My home made slow feeder made out of an old aluminum water tank.

He installed the small pieces of wood just under the lip of the tank so that Billy couldn’t pull the grate out. I have to put one side of the grate in at a time and then, depending on how full the feeder is, I have to stand on the grate to pop it in.

The feeder full of hay. The grate was made out of an old hog panel. The holes are 3-4 inches wide allowing Billy to grab the hay without ever putting his teeth on the metal grate.

The feeder will hold 75 pounds of hay!

As you can see the spaces in the grate are about 3 inches by 2 inches. I haven’t had any trouble with Billy scraping off the enamel of this teeth. People ask me this often.
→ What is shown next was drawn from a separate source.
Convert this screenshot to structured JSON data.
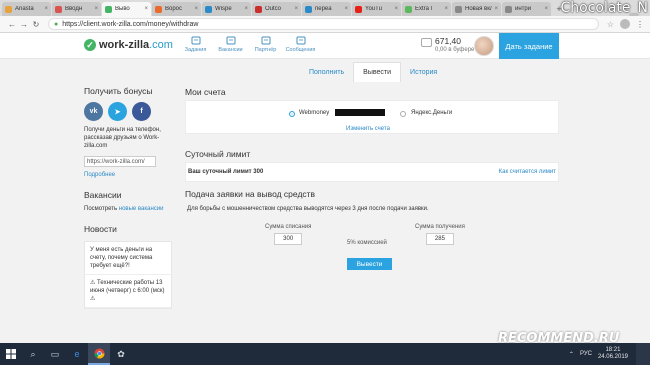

I think it’s because the spaces are big enough that he can get the hay out without pressing on the metal.



Proof of his enamel!  LOL  Just look at those baby teeth!

January – BRRRRR
February – He’s all tongue!
March - Learning to whisper to Billy...
March – Learning to whisper to Billy…
April – Your horse is your mirror.
May - Billy came HOME!
May – Billy came HOME!
June - Baby teeth!
June – Baby teeth!
July – Billy’s growing up…
August - David Lichman clinic with my cousin Heather!
August – David Lichman clinic with my cousin Heather!
September - It's just chaos!
September – It’s just chaos!
October - He's really growing into his saddle...
October – He’s really growing into his saddle…
November - OMG!!!
November – OMG!!!
December - Billy says, "Out with the old, in with the new!"
December – Billy says, “Out with the old, in with the new!”